2. Collins, Steve, Nicky Dent, Paul Binns, Paluku Bahwere, Kate Sadler, and Alistair Hallam. 2006. “Management of Severe Acute Malnutrition in Children.” Lancet 368 (9551): 1992–2000. doi:10.1016/S0140-6736(06)69443-9

3. Collins, Steve. “Empowering Communities to Tackle Malnutrition.” 2015. State of the World’s Children 2015: Reimagine the Future. (accessed April 17, 2015)

4. Collins, Steve, Kate Sadler, Nicky Dent, Tanya Khara, Saul Guerrero, Mark Myatt, Montse Saboya, and Anne Walsh. 2006. “Key Issues in the Success of Community-Based Management of Severe Malnutrition.” Food and Nutrition Bulletin 27 (3 Suppl): S49–S82.
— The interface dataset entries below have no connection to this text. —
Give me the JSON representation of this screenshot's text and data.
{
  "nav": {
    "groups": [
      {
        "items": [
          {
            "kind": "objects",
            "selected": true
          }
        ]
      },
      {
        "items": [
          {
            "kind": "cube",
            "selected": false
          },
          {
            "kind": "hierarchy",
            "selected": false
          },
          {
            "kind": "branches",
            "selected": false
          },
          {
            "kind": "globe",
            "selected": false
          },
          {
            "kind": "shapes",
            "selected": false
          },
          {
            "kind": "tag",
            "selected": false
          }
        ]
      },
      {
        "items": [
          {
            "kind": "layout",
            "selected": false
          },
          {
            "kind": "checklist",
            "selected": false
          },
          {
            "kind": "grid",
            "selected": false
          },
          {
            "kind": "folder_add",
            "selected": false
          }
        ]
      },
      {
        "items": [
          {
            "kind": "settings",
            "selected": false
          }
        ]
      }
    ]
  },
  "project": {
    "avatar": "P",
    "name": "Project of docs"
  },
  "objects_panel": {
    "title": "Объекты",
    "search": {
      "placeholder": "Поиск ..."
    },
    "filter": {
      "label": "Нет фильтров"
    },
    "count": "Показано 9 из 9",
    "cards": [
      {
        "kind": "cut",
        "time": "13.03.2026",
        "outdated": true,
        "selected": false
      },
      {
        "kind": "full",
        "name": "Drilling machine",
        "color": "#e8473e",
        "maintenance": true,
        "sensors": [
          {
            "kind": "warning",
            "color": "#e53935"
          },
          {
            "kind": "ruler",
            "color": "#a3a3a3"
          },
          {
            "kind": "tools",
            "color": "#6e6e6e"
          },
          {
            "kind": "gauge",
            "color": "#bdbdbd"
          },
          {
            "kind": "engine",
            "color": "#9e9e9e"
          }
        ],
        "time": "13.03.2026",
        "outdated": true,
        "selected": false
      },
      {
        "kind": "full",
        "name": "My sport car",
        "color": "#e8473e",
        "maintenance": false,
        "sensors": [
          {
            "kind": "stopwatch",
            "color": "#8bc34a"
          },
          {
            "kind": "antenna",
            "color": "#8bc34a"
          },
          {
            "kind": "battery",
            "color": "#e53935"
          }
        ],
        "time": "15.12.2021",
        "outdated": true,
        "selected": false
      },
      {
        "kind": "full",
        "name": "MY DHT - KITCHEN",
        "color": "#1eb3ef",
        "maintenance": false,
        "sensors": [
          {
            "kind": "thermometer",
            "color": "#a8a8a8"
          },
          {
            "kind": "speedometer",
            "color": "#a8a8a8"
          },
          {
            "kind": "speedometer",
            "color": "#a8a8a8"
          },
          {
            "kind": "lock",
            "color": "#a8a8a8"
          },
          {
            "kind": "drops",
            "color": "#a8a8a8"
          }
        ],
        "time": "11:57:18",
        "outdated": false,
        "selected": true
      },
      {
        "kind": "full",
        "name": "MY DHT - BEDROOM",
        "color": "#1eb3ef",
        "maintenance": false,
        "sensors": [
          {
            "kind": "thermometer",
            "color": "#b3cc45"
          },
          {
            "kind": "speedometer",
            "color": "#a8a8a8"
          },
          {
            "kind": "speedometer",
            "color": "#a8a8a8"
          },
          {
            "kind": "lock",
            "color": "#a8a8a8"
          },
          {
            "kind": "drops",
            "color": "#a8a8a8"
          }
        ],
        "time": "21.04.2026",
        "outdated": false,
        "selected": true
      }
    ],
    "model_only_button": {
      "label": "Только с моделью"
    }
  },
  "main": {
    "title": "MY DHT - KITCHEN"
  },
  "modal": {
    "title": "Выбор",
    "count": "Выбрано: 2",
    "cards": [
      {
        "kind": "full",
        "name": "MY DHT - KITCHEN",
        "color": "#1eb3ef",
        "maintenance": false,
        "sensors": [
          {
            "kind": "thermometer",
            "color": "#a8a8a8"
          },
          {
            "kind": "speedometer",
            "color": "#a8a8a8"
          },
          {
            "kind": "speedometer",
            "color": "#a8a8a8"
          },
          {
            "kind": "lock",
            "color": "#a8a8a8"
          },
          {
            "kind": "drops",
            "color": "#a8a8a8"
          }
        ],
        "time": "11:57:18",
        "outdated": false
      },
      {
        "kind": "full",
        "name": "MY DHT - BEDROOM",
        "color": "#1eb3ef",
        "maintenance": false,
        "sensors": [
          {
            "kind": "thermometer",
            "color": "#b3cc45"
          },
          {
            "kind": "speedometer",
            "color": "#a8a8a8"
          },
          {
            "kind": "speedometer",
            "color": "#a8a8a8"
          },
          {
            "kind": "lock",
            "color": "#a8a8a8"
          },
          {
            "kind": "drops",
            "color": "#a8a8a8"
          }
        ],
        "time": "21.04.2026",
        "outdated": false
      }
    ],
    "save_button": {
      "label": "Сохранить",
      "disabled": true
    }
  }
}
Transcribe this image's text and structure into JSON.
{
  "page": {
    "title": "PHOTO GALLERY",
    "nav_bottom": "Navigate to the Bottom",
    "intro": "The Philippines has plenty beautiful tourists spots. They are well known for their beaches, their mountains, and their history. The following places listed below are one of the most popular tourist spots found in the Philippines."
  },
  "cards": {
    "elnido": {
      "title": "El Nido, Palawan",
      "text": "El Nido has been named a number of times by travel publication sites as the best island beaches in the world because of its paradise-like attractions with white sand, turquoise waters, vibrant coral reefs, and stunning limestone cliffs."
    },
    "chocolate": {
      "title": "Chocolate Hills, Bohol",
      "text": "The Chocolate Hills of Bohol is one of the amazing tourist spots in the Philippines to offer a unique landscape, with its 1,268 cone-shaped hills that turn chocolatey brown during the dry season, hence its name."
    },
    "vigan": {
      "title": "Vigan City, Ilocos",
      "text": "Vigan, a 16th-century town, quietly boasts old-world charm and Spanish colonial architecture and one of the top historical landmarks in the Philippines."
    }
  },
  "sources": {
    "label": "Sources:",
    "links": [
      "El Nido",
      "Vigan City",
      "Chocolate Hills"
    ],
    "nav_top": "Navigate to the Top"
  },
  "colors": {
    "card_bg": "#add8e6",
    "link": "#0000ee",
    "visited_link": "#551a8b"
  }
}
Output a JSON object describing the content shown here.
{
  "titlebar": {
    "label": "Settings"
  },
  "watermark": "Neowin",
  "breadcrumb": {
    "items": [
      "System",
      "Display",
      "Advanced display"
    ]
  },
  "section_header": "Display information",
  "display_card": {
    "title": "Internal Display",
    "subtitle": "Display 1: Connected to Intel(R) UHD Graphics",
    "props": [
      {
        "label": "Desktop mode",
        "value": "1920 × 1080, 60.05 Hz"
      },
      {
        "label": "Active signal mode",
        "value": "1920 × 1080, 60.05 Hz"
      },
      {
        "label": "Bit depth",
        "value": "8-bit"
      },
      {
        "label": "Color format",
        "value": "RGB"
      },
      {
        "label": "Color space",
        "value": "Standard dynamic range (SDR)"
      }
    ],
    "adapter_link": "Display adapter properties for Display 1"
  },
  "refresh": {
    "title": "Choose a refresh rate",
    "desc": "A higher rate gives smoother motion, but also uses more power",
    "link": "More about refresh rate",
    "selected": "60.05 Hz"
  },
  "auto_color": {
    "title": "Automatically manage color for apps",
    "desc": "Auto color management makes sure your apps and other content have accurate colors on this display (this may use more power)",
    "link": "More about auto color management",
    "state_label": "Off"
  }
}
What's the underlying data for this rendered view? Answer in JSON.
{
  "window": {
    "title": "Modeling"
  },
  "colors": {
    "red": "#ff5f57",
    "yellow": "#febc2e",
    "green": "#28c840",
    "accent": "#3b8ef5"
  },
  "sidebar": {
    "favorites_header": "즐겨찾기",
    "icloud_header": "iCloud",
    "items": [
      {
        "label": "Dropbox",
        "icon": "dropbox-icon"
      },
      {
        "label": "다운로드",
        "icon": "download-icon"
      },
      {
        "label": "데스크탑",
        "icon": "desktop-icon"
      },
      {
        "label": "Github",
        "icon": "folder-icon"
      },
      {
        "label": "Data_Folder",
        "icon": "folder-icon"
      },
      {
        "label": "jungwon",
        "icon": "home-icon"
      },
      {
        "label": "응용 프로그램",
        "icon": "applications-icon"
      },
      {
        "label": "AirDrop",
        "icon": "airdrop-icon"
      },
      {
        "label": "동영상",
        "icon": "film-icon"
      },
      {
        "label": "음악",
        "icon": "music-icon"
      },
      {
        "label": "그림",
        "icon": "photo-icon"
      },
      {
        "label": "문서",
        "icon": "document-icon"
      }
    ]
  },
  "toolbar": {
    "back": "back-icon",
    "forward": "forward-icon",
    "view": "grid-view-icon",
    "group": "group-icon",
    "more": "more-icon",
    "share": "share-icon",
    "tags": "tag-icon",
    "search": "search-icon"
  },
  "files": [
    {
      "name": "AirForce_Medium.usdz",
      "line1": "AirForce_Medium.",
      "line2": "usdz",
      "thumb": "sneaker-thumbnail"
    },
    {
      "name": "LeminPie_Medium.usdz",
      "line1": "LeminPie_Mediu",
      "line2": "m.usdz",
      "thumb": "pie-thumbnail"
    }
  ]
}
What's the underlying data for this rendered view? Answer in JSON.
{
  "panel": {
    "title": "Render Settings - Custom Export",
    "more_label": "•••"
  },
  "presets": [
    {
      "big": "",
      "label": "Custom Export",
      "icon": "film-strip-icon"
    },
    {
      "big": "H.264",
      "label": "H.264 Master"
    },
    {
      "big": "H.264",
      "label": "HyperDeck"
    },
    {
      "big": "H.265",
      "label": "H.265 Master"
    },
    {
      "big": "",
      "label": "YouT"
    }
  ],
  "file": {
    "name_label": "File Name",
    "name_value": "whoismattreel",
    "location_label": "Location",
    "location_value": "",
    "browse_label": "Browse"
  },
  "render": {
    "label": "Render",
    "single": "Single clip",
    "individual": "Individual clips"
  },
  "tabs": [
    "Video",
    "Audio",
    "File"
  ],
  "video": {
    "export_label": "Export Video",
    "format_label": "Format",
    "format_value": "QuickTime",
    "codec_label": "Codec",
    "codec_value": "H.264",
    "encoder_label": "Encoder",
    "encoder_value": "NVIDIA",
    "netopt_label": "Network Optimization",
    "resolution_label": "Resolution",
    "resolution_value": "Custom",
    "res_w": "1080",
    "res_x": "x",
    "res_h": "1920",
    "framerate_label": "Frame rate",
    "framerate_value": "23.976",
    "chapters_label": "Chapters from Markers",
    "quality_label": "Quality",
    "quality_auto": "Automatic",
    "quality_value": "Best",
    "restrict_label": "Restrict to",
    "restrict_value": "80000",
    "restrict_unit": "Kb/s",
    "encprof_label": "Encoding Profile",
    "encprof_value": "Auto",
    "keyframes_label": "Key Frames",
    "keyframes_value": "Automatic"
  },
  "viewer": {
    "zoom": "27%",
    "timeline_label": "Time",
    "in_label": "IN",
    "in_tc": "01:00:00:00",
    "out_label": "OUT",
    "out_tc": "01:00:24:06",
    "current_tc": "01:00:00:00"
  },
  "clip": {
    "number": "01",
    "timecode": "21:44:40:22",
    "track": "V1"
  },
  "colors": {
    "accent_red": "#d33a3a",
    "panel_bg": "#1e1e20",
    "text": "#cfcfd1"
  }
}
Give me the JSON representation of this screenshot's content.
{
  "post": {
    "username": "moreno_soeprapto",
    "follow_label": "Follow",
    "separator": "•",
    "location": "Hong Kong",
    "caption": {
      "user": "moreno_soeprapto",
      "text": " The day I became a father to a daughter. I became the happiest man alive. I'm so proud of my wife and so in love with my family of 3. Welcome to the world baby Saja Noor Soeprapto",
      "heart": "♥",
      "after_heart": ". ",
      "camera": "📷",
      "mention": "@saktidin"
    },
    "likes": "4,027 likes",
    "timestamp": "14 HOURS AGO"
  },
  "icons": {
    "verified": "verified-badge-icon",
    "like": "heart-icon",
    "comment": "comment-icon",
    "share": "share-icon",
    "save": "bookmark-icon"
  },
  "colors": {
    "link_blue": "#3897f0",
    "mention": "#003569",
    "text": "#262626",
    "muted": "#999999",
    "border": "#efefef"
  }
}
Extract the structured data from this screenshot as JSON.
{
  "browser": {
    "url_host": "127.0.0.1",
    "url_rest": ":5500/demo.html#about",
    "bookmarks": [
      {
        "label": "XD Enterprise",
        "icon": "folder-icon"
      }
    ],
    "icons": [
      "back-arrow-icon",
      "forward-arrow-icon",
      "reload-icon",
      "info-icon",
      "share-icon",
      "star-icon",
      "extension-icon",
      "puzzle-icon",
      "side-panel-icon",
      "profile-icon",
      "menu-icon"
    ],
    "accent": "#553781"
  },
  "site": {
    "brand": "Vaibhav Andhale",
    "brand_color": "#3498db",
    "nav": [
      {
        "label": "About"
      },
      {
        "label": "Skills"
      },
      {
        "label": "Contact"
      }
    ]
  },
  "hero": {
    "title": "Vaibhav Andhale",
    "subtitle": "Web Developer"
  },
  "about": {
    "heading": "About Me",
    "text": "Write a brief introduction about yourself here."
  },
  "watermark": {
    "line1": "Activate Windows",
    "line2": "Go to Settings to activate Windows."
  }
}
5. World Health Organization (WHO), World Food Programme (WFP), United Nations System Standing Committee on Nutrition (SCN), United Nations Children’s Fund (UNICEF). 2007. Community-Based Management of Severe Acute Malnutrition.

6. Bachmann, Max O. 2009. “Cost Effectiveness of Community-Based Therapeutic Care for Children with Severe Acute Malnutrition in Zambia: Decision Tree Model.” Cost Effectiveness and Resource Allocation 7 (1): 2–9. doi:10.1186/1478-7547-7-2

7. Wilford, Robyn, Kate Golden, and Damian G Walker. 2012. “Cost-Effectiveness of Community-Based Management of Acute Malnutrition in Malawi.” Health Policy and Planning 27 (2): 127–37. doi:10.1093/heapol/czr017